And he said to them, ‘Come away by yourselves to a desolate place and rest a while.’ For many were coming and going, and they had no leisure even to eat. (Mark 6:31)

We thought that no time is a modern-day scourge. It seems that the disciples experienced ‘no time’ too. Jesus asked them to rest a while. We also have the example of God (Gen 2: 2-3) to rest. The work-rest rhythm is set by God Himself. For some or many of us, it may mean slowing down to do something different, namely to refocus.  What do we slow down for? I like to suggest one way – take in slow food.

We have fast food. What is not talked about much is slow food. In contrast with fast food which is produced on an industrial scale, slow food has to do with local foods and centuries-old traditions of gastronomy and food production. It encourages farming of plants, seeds and livestock characteristic of the local ecosystem. I like to propose slow spiritual food: to take time to know God which is part of Bethesda Chapel’s theme. Know the God of your father, and serve Him with a loyal heart and with a willing mind (I Chron 28:9). Take time to know Him. One way is to know His revealed will – by reading, studying, meditating on His Word.

On getting into the Word of God, one way is to start with grasping the text in its town, that is, to understand the message to the original hearers. As I read Genesis again, my attention was directed to Gen 1:2 with a focus on the bold parts. Now the earth was formless and empty, darkness was over the surface of the deep, and the Spirit of God was hovering over the waters. What does ‘waters’ signify to the audience? Why ‘hovering’? For the original audience, what waters signify include darkness, evil, restless (cf Jude). Hovering means ‘lingering’, ‘suspended in the air’. That means, not fast, but a slow movement. Then, we have the little word, a preposition, over. Putting it together, we have God is in control. Some of us may be going through difficult times and feel restless, overwhelmed, useless and helpless. With the Spirit of God hovering over the waters, we can be at peace. When we faced overwhelming odds, Gen 1:2 is calming.

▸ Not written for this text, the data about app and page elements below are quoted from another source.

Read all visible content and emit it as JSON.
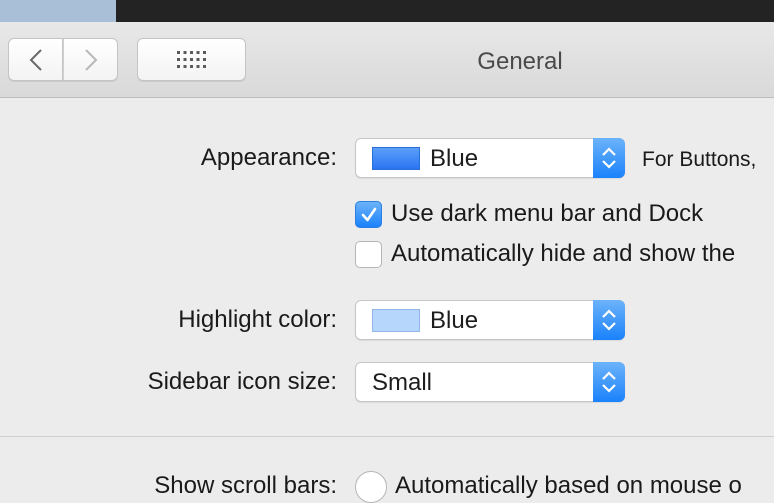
{
  "window": {
    "title": "General"
  },
  "toolbar": {
    "back_icon": "chevron-left-icon",
    "forward_icon": "chevron-right-icon",
    "grid_icon": "show-all-grid-icon"
  },
  "appearance": {
    "label": "Appearance:",
    "value": "Blue",
    "swatch_color": "#3d8bf7",
    "aside": "For Buttons,"
  },
  "dark_menu": {
    "label": "Use dark menu bar and Dock",
    "checked": true
  },
  "auto_hide": {
    "label": "Automatically hide and show the",
    "checked": false
  },
  "highlight": {
    "label": "Highlight color:",
    "value": "Blue",
    "swatch_color": "#b6d6fc"
  },
  "sidebar_icon": {
    "label": "Sidebar icon size:",
    "value": "Small"
  },
  "scroll_bars": {
    "label": "Show scroll bars:",
    "option": "Automatically based on mouse o"
  },
  "colors": {
    "accent": "#1a82fb",
    "background": "#ececec"
  }
}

Dear brothers and sisters, slow down, stop and smell the roses, take in slow food.

Deaconess Dr Ler Soon Lay Vivien